LONDON—Sainsbury’s has agreed to buy Walmart’s Asda for about £7.3 billion ($10 billion) to create Britain’s biggest supermarket group by market share, overtaking long-standing leader Tesco.
The industry’s biggest UK deal for over a decade brings together the country’s second- and third-largest food retailers, aiming to generate savings and buying power to better compete with fast-growing discounters, a bigger Tesco after its purchase of wholesaler Booker, and the rise of online shopping.
The cash and shares deal, announced on Monday, April 30, also provides a potential exit route for Walmart, as Asda, which it bought in 1999 for £6.7 billion, has been struggling to grow as discounters Aldi and Lidl attract its price-conscious customers.
Sainsbury’s said the combination would generate synergies of at least £500 million and enable prices to be lowered by about 10 percent on many products.
However, the transaction faces significant regulatory hurdles. Britain’s Competition and Markets Authority (CMA) said it was likely to review it.
Nevertheless, Sainsbury’s shares jumped as much as 21 percent to 327.1 pence, their highest since July 2014 and were on course for their biggest ever daily gain, while shares in rivals Tesco and Morrisons fell.
Walmart will receive £3 billion in cash and a 42 percent stake in the combined business’ equity, valuing Asda at about £7.3 billion on a debt-free basis. Sainsbury’s equity was valued at 6 billion pounds at Friday’s close.
Though Sainsbury’s CEO Mike Coupe said the deal was “a merger, not an acquisition,” Sainsbury’s is the senior partner.
Coupe, who used to work for Asda, Sainsbury’s Chairman David Tyler and finance chief Kevin O’Byrne will all retain their positions in the merged company. Asda CEO Roger Burnley, who worked at Sainsbury’s for a decade, will continue to run the Asda business, which will retain its separate brand.
Analysts said the deal was a bet that recent changes in the retail industry—including the rise in online shopping, discounters and Tesco’s purchase of Booker—would ease any opposition from competition regulators.
Coupe said “the world has changed and there is more competition than ever,” since the sector’s last mega deal—Morrisons’ takeover of Safeway in 2004.
“I’m 100 percent confident that we will not close any stores as a result of this transaction,” Coupe said, noting that even if the CMA demanded store divestments they would be sold as trading entities.
Some analysts were not so sure, saying buyers could be hard to find. “We see no chance of it getting through the CMA without a major dismemberment of the combined business,” said Peel Hunt analyst Charles Hall.
“This will only be possible if there is an acquirer for a significant proportion of the business and Morrisons is the only acquirer that makes sense.”
However, the surprise decision by the CMA to unconditionally clear the Tesco/Booker deal may have encouraged Sainsbury’s and Asda to believe they could get a viable transaction through.
Together, Sainsbury’s and Asda have around 2,800 stores, more than 330,000 employees and a combined market share of 31.4 percent versus Tesco’s 27.6 percent, according to market researcher Kantar Worldpanel.
The deal comes as Britain’s big four grocers continue to lose share to Aldi and Lidl and are also having to deal with growing demand for internet grocery shopping and the relentless march of Amazon.
And it follows Tesco strengthening its position with its 4 billion pounds purchase of Booker, completed two months ago.
Sainsbury’s and Asda have different cultures and appeal to different customers, with London-based Sainsbury’s strong in own-brand products, and Asda, headquartered in Leeds, northern England, focused on price.
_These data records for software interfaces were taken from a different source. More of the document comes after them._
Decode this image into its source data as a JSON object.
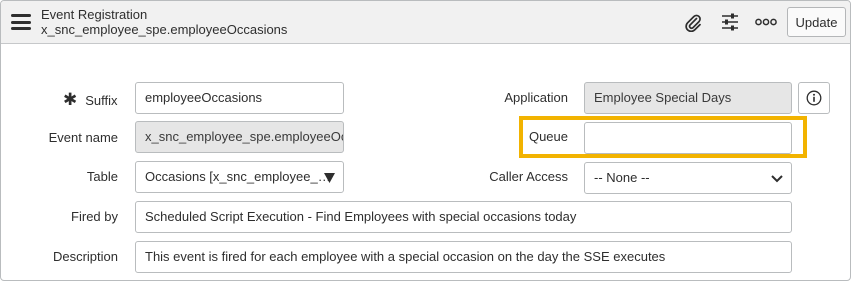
{
  "header": {
    "title": "Event Registration",
    "subtitle": "x_snc_employee_spe.employeeOccasions",
    "update_label": "Update",
    "icons": [
      "menu-icon",
      "paperclip-icon",
      "sliders-icon",
      "more-icon"
    ]
  },
  "form": {
    "suffix": {
      "label": "Suffix",
      "value": "employeeOccasions",
      "required_marker": "✱"
    },
    "event_name": {
      "label": "Event name",
      "value": "x_snc_employee_spe.employeeOccasions"
    },
    "table": {
      "label": "Table",
      "value": "Occasions [x_snc_employee_spe_occasions]",
      "display": "Occasions [x_snc_employee_…"
    },
    "fired_by": {
      "label": "Fired by",
      "value": "Scheduled Script Execution - Find Employees with special occasions today"
    },
    "description": {
      "label": "Description",
      "value": "This event is fired for each employee with a special occasion on the day the SSE executes"
    },
    "application": {
      "label": "Application",
      "value": "Employee Special Days"
    },
    "queue": {
      "label": "Queue",
      "value": ""
    },
    "caller_access": {
      "label": "Caller Access",
      "value": "-- None --",
      "options": [
        "-- None --"
      ]
    }
  },
  "colors": {
    "highlight": "#f2b300",
    "header_bg": "#f1f1f1",
    "readonly_bg": "#e6e6e6"
  }
}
There is, however, quite a big overlap in Northern Ireland.
Some 350 million pounds of the planned synergies would come from buying savings, and 75 million from putting branches of Sainsbury’s general merchandise specialist Argos into Asda stores. Sainsbury’s bought Argos in 2016 for 1.1 billion pounds.
“Sainsbury’s continues to surprise us with their aggressive deal-making,” said Jefferies analysts, who have a “hold” rating on the supermarket group’s stock.
After a two-year lock-up period, Walmart is allowed to reduce its stake in the combined group to 29.9 percent, and after four years could exit completely.
Bernstein’s Bruno Monteyne pointed to the risks of bringing together companies with different cultures, noting Morrisons-Safeway lost 28 percent of their sales through a combination of store sales, integration problems and culture clash when they merged in 2004.
The Qatar Investment Authority, currently the largest shareholder in Sainsbury’s with a 22 per cent stake, said it supported the deal.
Sainsbury’s also reported its full-year results on Monday, showing a first rise in profit in four years.
By Sarah Young